MATERIAL FOR THE TASK »
━━━━

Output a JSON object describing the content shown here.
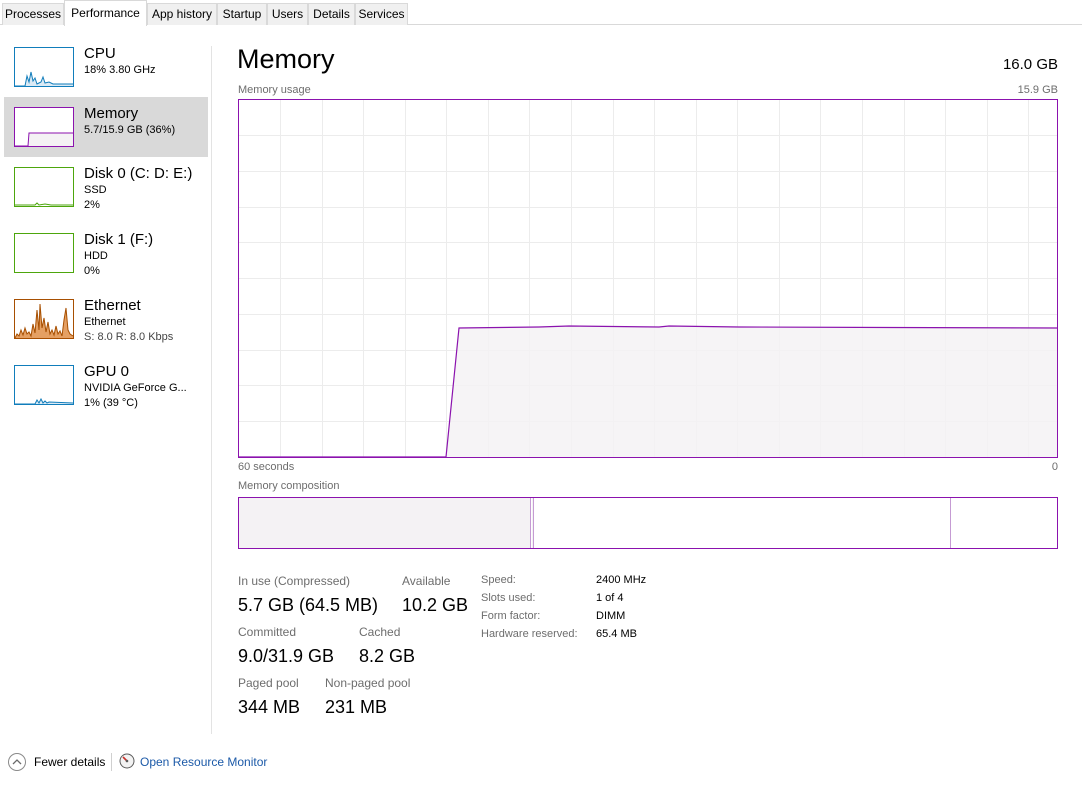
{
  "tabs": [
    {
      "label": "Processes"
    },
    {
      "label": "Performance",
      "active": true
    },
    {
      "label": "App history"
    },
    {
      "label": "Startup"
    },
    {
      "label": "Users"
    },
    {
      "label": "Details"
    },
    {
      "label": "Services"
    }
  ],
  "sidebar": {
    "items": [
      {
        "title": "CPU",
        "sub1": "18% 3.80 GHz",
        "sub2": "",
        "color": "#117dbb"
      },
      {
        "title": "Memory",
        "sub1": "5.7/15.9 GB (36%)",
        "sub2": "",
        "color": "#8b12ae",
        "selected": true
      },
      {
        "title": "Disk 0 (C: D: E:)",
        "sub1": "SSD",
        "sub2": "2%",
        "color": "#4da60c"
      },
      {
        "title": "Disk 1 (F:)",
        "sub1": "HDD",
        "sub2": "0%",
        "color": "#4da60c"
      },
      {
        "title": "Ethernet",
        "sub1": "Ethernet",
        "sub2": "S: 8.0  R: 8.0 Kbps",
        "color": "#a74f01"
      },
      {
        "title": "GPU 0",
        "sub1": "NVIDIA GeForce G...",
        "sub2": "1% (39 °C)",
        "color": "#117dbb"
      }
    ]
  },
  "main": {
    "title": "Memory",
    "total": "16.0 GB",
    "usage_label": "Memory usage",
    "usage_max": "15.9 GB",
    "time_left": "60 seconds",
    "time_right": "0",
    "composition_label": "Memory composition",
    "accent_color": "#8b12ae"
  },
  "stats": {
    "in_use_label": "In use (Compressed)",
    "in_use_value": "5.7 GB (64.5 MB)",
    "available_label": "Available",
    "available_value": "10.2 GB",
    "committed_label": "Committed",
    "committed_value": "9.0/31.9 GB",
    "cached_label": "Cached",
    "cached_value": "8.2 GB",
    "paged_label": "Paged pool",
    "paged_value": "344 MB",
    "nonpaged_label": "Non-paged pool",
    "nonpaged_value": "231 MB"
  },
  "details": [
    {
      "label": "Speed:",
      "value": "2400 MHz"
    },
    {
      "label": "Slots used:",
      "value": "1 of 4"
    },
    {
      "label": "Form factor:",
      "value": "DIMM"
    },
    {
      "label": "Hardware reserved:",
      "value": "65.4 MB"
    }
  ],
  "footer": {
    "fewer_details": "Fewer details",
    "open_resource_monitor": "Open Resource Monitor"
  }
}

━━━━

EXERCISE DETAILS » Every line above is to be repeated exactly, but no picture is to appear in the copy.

RESPONSE TO THIS EXERCISE »
Output a JSON object describing the content shown here.
{
  "tabs": [
    {
      "label": "Processes"
    },
    {
      "label": "Performance",
      "active": true
    },
    {
      "label": "App history"
    },
    {
      "label": "Startup"
    },
    {
      "label": "Users"
    },
    {
      "label": "Details"
    },
    {
      "label": "Services"
    }
  ],
  "sidebar": {
    "items": [
      {
        "title": "CPU",
        "sub1": "18% 3.80 GHz",
        "sub2": "",
        "color": "#117dbb"
      },
      {
        "title": "Memory",
        "sub1": "5.7/15.9 GB (36%)",
        "sub2": "",
        "color": "#8b12ae",
        "selected": true
      },
      {
        "title": "Disk 0 (C: D: E:)",
        "sub1": "SSD",
        "sub2": "2%",
        "color": "#4da60c"
      },
      {
        "title": "Disk 1 (F:)",
        "sub1": "HDD",
        "sub2": "0%",
        "color": "#4da60c"
      },
      {
        "title": "Ethernet",
        "sub1": "Ethernet",
        "sub2": "S: 8.0  R: 8.0 Kbps",
        "color": "#a74f01"
      },
      {
        "title": "GPU 0",
        "sub1": "NVIDIA GeForce G...",
        "sub2": "1% (39 °C)",
        "color": "#117dbb"
      }
    ]
  },
  "main": {
    "title": "Memory",
    "total": "16.0 GB",
    "usage_label": "Memory usage",
    "usage_max": "15.9 GB",
    "time_left": "60 seconds",
    "time_right": "0",
    "composition_label": "Memory composition",
    "accent_color": "#8b12ae"
  },
  "stats": {
    "in_use_label": "In use (Compressed)",
    "in_use_value": "5.7 GB (64.5 MB)",
    "available_label": "Available",
    "available_value": "10.2 GB",
    "committed_label": "Committed",
    "committed_value": "9.0/31.9 GB",
    "cached_label": "Cached",
    "cached_value": "8.2 GB",
    "paged_label": "Paged pool",
    "paged_value": "344 MB",
    "nonpaged_label": "Non-paged pool",
    "nonpaged_value": "231 MB"
  },
  "details": [
    {
      "label": "Speed:",
      "value": "2400 MHz"
    },
    {
      "label": "Slots used:",
      "value": "1 of 4"
    },
    {
      "label": "Form factor:",
      "value": "DIMM"
    },
    {
      "label": "Hardware reserved:",
      "value": "65.4 MB"
    }
  ],
  "footer": {
    "fewer_details": "Fewer details",
    "open_resource_monitor": "Open Resource Monitor"
  }
}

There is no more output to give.